  7. Don’t waste too much space talking about your soft-skills, like “being a good team player.” Anyone can say that. Save proving it for the interview itself.
  8. Try to limit bullet points under each role to around 5.
  9. Start bullet points with strong verbs, like “Led… Improved… Sped up”. Leave out boring bullet points that read more administratively.
  10. Remove roles that are not relevant to roles to which you’re applying, like fast food roles you had during college. If you’ve had a career over around 10 years, you can even start dropping the earlier roles in your field, or at least drop the bullet points under those roles. Entry level software engineer roles aren’t so relevant for a CTO, for example.
  11. If you’re applying to different kinds of roles (like you could be a tester or a software engineer), you likely want to write two separate resumes, with one tailored to each role.
  12. Goes without saying, but it’s very important to make sure there are 0 typos or grammatical errors. So many of my clients see those as lack of attention to detail.
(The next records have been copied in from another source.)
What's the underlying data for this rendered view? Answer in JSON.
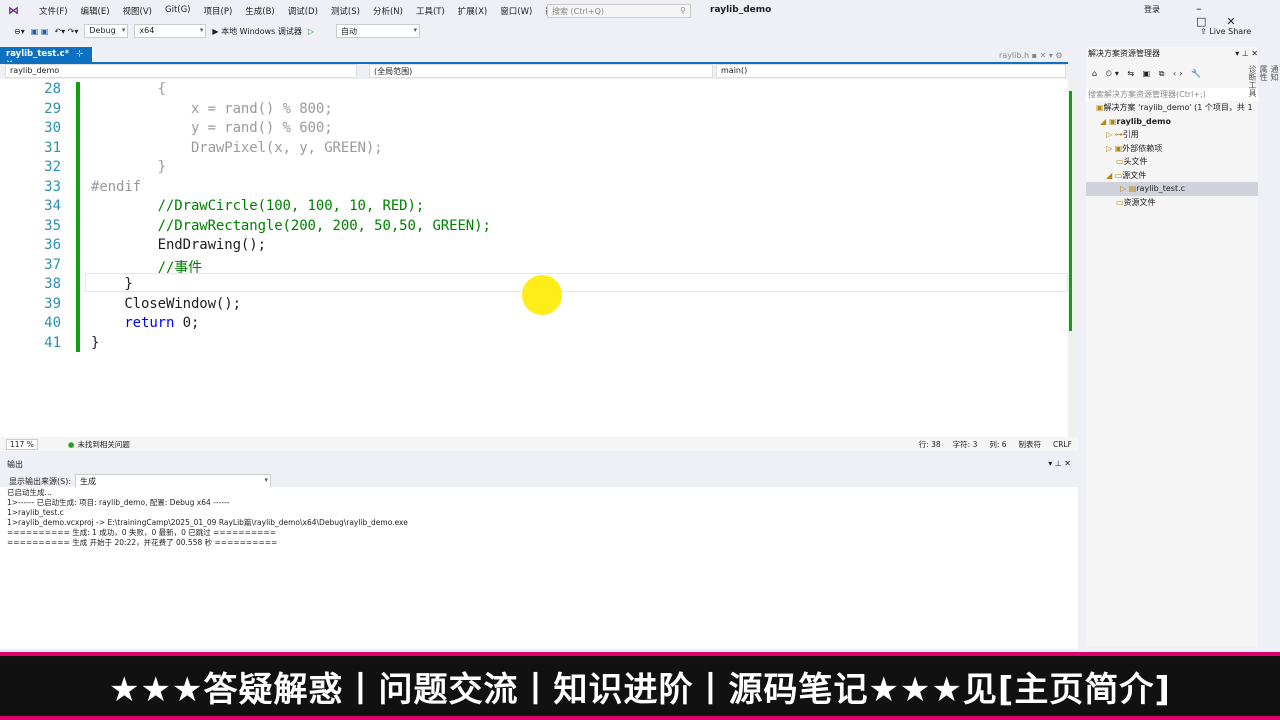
{
  "menu": [
    "文件(F)",
    "编辑(E)",
    "视图(V)",
    "Git(G)",
    "项目(P)",
    "生成(B)",
    "调试(D)",
    "测试(S)",
    "分析(N)",
    "工具(T)",
    "扩展(X)",
    "窗口(W)",
    "帮助(H)"
  ],
  "search_placeholder": "搜索 (Ctrl+Q)",
  "window_title": "raylib_demo",
  "login": "登录",
  "live_share": "Live Share",
  "toolbar": {
    "config": "Debug",
    "platform": "x64",
    "run": "▶ 本地 Windows 调试器",
    "auto": "自动"
  },
  "tab": {
    "active": "raylib_test.c*",
    "other": "raylib.h"
  },
  "nav": {
    "project": "raylib_demo",
    "scope": "(全局范围)",
    "func": "main()"
  },
  "code": [
    {
      "n": "28",
      "t": "        {",
      "c": "grey"
    },
    {
      "n": "29",
      "t": "            x = rand() % 800;",
      "c": "grey"
    },
    {
      "n": "30",
      "t": "            y = rand() % 600;",
      "c": "grey"
    },
    {
      "n": "31",
      "t": "            DrawPixel(x, y, GREEN);",
      "c": "grey"
    },
    {
      "n": "32",
      "t": "        }",
      "c": "grey"
    },
    {
      "n": "33",
      "t": "#endif",
      "c": "grey"
    },
    {
      "n": "34",
      "t": "        //DrawCircle(100, 100, 10, RED);",
      "c": "green"
    },
    {
      "n": "35",
      "t": "        //DrawRectangle(200, 200, 50,50, GREEN);",
      "c": "green"
    },
    {
      "n": "36",
      "t": "        EndDrawing();",
      "c": "dark"
    },
    {
      "n": "37",
      "t": "        //事件",
      "c": "green"
    },
    {
      "n": "38",
      "t": "    }",
      "c": "dark"
    },
    {
      "n": "39",
      "t": "    CloseWindow();",
      "c": "dark"
    },
    {
      "n": "40",
      "t": "    return 0;",
      "c": "dark"
    },
    {
      "n": "41",
      "t": "}",
      "c": "dark"
    }
  ],
  "status": {
    "zoom": "117 %",
    "issues": "未找到相关问题",
    "line": "行: 38",
    "char": "字符: 3",
    "col": "列: 6",
    "tabs": "制表符",
    "eol": "CRLF"
  },
  "output": {
    "title": "输出",
    "source_label": "显示输出来源(S):",
    "source": "生成",
    "lines": [
      "已启动生成…",
      "1>------ 已启动生成: 项目: raylib_demo, 配置: Debug x64 ------",
      "1>raylib_test.c",
      "1>raylib_demo.vcxproj -> E:\\trainingCamp\\2025_01_09 RayLib篇\\raylib_demo\\x64\\Debug\\raylib_demo.exe",
      "========== 生成: 1 成功，0 失败，0 最新，0 已跳过 ==========",
      "========== 生成 开始于 20:22，并花费了 00.558 秒 =========="
    ]
  },
  "solution": {
    "title": "解决方案资源管理器",
    "search": "搜索解决方案资源管理器(Ctrl+;)",
    "items": [
      "解决方案 'raylib_demo' (1 个项目，共 1",
      "raylib_demo",
      "引用",
      "外部依赖项",
      "头文件",
      "源文件",
      "raylib_test.c",
      "资源文件"
    ]
  },
  "side_tabs": [
    "通知",
    "属性",
    "诊断工具"
  ],
  "banner": "★★★答疑解惑丨问题交流丨知识进阶丨源码笔记★★★见[主页简介]"
}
  13. Controversial opinion: Keep those hobbies on there. Hobbies like marathon running and triathlons tell me a candidate is the kind of person who can stick with something when it gets hard. Artistic pursuits like ceramics, drawing, theater, or writing tells me the person is well rounded. No matter what your hobby is, it can be an ice breaker and make the conversation easier for both sides.